The week-long hybrid African Astronomical Society (AfAS) conference kicked off on the 13th of March, hosted at the Origins Centre at Witwatersrand University in Johannesburg, Gauteng. With the opening keynote address delivered by the Vice Chancellor of Witwatersrand University, Prof. Zeblon Vilakazi.
The week consisted of many interesting science, outreach, communication, development and education talks and sessions. With many astronomers and students from across the continent showcasing their research and what they are working on. The expected outcomes of the AfAS conference are to enhance collaborations, increase awareness and improve dialogues among different countries.
Day 1 saw a special session titled: IAU General Assembly 2024 in Cape Town – Gearing up for the GA 2024. With this being the first ever GA being held on the African continent, the audience were given updates and highlights from the subcommittees of the GA organising team. The atmosphere and excitement surrounding the event was palpable.
There was a dedicated room where participants could visit different exhibitors’ stands, see the work being done and chat to them. Amongst the exhibitors was SkySkan which specialises in multi-media products to showcase and communicate science in a cutting-edge visual way. Other exhibitors included African Science Stars, Hack4Dev, Office for Astronomy Development (OAD), PanAfrican Planetary and Space Science Network (PAPSSN), the South African Radio Astronomy Observatory (SARAO) and the Square Kilometre Array Observatory (SKAO)
Breakthrough Listen, which works with Berkeley SETI (Search for Extraterrestrial Intelligence) also participated at the conference, holding a special session on the work being done and hosting a reception dinner on day 1. They also had a stand where people could interact and talk to them about their research.
An exciting talk was given by Jane Rigby who is a NASA astrophysicist and serves as the Operations Project Scientist for the James Webb Space Telescope (JWST). Rigby explained that JWST peers back into time when the first galaxies were lighting up the universe. “We anticipate a long science mission with Webb,” she said. There is 20-plus years of fuel on board for cooling.
Dominic Vertue from the OAD, who gave a talk about how astronomy may be able to help those with mental health issues. Vertue, who has a background in social work, said that Astronomy for Mental Health is a Flagship project of the OAD. He explained that they are still exploring ways that astronomy may be able to help those affected by mental health. Getting away from the busy city and looking up at the vastness of the universe may just be able to help.
The last day kicked off with a Business Meeting of AfAS. This covered all the achievements of the 2022/23 year and the different committees spoke about how their various projects are going and their future plans.

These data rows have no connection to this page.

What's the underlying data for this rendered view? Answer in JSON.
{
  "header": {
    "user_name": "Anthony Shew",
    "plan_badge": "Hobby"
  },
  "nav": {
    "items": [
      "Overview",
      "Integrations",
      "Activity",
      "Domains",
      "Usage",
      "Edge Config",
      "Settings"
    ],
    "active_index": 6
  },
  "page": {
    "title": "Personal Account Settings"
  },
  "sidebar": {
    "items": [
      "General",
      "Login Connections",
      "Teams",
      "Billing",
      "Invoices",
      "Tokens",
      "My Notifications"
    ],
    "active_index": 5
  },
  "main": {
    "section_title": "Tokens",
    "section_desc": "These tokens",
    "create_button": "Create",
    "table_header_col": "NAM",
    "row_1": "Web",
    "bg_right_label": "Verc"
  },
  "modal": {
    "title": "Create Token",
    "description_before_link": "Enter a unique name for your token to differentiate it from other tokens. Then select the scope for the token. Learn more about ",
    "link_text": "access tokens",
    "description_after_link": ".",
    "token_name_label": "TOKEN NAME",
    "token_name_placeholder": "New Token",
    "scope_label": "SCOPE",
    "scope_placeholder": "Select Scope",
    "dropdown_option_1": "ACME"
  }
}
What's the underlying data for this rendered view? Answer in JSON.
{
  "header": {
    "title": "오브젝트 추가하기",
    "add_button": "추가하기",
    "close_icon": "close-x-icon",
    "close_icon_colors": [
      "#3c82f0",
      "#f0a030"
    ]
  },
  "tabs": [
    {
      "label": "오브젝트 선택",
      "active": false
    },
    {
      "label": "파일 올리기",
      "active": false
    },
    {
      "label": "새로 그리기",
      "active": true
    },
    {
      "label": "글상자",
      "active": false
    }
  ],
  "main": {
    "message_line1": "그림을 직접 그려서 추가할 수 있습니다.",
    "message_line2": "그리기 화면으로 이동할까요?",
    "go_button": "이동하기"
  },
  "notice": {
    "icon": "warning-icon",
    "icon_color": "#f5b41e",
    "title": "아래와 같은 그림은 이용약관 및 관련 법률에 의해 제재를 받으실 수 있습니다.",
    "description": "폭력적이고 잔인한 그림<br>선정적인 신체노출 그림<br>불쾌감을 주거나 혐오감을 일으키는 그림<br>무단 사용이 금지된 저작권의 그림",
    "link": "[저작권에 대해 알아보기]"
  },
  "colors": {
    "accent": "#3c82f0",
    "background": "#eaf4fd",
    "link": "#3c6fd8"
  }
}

The last item on Friday, before the closing, was the African Planetarium Association Workshop. The keynote address was by Michael McConville from the International Planetarium Society, which is celebrating the centennial of the planetarium. The first planetarium projector was unveiled in Germany in 1923 and the first planetarium opened in Munich in May, 1925. In one the rooms they even had a mobile planetarium set up.
The week-long conference didn’t end there. AfAS along with DARA Big Data and the Inter-University Institute for Data Intensive Astronomy (IDIA) hosted ~ 30 students from 9 different African countries to participate in a hackathon.
Eslam Hussein, a Data Sciencitist at IDIA explained, “We are showing students how they can go from astronomy and go and explore other data sets with these skills. They get to know how to do classification and to visualise the data.”
It was announced at this year’s event that the 2024 conference will be hosted in Morrocco. Stay tuned for more details or visit the AfAS website for more information: